§ **Action item**: Filter the listing down to the lines containing the word "font".
<<<<
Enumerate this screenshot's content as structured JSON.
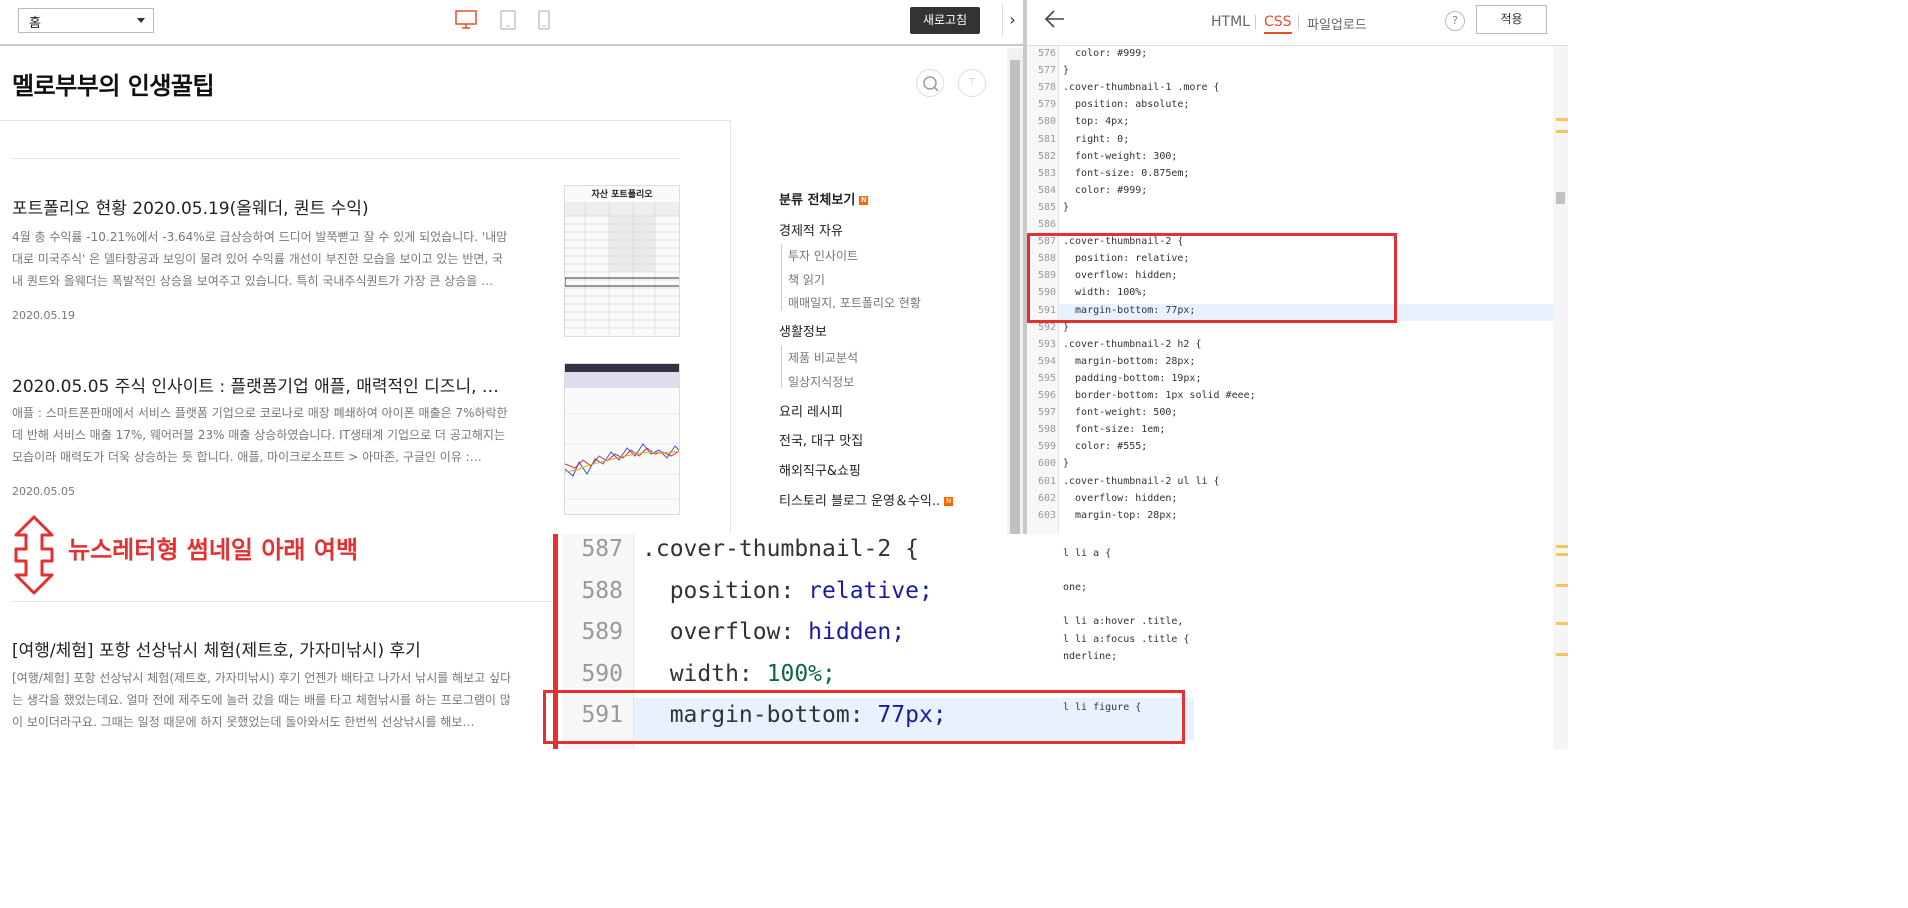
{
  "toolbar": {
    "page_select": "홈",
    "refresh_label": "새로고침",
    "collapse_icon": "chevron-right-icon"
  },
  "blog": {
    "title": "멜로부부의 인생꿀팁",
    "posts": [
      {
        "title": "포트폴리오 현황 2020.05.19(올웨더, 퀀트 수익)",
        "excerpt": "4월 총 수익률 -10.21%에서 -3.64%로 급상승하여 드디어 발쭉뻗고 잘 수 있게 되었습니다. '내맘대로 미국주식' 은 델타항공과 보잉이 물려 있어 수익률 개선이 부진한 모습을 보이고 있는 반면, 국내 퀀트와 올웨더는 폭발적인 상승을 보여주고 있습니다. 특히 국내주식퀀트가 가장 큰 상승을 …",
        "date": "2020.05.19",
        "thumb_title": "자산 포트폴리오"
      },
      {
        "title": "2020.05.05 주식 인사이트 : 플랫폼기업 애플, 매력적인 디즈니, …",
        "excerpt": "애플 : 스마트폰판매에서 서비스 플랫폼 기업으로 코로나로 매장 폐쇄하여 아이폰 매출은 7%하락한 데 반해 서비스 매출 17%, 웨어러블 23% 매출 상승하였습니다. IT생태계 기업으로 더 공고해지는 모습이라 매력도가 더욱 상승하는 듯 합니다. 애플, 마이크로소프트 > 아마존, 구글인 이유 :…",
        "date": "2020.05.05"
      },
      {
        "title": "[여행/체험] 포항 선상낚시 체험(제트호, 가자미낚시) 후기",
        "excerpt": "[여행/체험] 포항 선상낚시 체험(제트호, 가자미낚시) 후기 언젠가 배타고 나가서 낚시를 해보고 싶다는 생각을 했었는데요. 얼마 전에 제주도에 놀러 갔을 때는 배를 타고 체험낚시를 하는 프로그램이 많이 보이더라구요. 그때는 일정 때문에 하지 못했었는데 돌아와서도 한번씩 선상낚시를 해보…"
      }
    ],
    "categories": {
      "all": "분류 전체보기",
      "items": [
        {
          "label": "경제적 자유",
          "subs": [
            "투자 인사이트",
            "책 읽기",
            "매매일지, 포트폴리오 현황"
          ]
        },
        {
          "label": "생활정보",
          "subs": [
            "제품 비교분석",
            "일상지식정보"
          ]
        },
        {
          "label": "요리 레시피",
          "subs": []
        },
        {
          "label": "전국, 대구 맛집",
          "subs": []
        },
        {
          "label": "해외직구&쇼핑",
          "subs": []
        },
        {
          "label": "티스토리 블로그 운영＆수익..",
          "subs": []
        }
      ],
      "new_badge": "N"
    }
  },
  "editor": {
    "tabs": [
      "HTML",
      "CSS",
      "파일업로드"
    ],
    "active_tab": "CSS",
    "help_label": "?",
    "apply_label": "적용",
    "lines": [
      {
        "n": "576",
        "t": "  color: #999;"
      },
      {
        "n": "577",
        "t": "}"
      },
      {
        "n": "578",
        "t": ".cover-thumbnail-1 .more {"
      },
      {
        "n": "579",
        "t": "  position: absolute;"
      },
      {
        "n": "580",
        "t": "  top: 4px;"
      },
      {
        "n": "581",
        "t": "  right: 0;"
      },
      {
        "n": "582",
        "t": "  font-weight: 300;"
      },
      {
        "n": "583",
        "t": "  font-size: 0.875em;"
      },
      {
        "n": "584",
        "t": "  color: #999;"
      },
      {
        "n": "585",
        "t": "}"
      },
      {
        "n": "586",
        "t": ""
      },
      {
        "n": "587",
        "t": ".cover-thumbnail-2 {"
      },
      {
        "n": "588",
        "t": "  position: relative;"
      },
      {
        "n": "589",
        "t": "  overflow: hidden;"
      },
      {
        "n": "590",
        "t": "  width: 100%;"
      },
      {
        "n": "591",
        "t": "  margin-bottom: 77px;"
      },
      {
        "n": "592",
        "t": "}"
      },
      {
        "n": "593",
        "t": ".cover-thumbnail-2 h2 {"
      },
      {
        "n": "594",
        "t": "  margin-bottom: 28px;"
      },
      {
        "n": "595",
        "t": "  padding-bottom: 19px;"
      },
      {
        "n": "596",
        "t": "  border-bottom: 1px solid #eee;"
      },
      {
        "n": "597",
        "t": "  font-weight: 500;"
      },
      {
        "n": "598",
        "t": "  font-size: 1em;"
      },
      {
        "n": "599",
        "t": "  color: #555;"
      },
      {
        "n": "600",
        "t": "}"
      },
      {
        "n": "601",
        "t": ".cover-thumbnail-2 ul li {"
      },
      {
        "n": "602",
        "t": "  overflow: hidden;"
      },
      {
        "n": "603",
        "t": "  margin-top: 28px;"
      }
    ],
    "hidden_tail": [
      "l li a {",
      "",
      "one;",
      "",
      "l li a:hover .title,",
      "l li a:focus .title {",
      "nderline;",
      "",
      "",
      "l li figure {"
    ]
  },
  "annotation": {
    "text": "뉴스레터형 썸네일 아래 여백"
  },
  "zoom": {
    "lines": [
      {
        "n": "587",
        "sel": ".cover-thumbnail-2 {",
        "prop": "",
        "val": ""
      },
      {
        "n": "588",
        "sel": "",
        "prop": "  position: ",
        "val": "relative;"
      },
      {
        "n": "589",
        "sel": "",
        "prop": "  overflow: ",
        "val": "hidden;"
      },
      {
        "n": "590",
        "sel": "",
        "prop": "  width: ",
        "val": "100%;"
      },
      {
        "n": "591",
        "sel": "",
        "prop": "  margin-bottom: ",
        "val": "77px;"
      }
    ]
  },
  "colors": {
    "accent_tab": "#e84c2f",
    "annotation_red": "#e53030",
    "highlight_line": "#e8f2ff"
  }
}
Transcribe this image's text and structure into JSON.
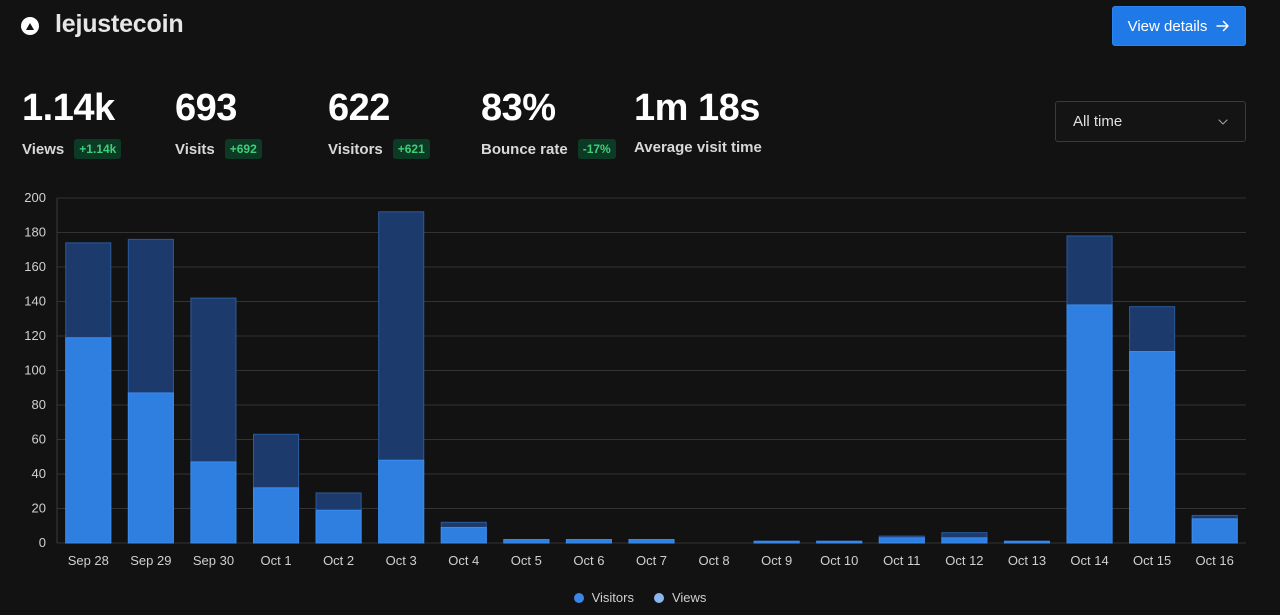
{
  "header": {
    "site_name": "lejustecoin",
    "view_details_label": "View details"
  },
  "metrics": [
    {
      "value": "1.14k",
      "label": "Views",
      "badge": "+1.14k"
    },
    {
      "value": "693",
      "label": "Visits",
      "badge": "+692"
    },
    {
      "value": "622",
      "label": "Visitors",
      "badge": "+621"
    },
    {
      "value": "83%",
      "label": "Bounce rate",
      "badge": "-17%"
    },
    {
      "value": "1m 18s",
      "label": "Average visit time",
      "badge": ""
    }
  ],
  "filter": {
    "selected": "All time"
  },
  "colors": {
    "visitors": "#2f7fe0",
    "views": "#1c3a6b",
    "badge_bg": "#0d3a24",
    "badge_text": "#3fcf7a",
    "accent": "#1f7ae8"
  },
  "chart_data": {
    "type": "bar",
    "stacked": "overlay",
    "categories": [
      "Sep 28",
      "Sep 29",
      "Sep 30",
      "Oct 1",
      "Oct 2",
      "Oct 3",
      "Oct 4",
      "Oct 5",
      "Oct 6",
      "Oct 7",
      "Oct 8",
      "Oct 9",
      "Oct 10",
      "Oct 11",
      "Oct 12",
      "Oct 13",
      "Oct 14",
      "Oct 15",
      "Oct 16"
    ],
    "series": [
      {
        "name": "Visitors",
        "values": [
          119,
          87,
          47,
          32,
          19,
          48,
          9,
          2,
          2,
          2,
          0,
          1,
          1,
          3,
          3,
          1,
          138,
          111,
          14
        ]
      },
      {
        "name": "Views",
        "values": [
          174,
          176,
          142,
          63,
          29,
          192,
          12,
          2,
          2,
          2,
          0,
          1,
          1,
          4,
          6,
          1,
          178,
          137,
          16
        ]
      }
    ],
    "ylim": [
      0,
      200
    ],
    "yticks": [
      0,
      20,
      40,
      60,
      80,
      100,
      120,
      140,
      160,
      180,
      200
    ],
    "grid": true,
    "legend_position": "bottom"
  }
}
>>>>
§ **Output of the task**:
        "t": "  font-weight: 300;"
        "t": "  font-size: 0.875em;"
        "t": "  font-weight: 500;"
        "t": "  font-size: 1em;"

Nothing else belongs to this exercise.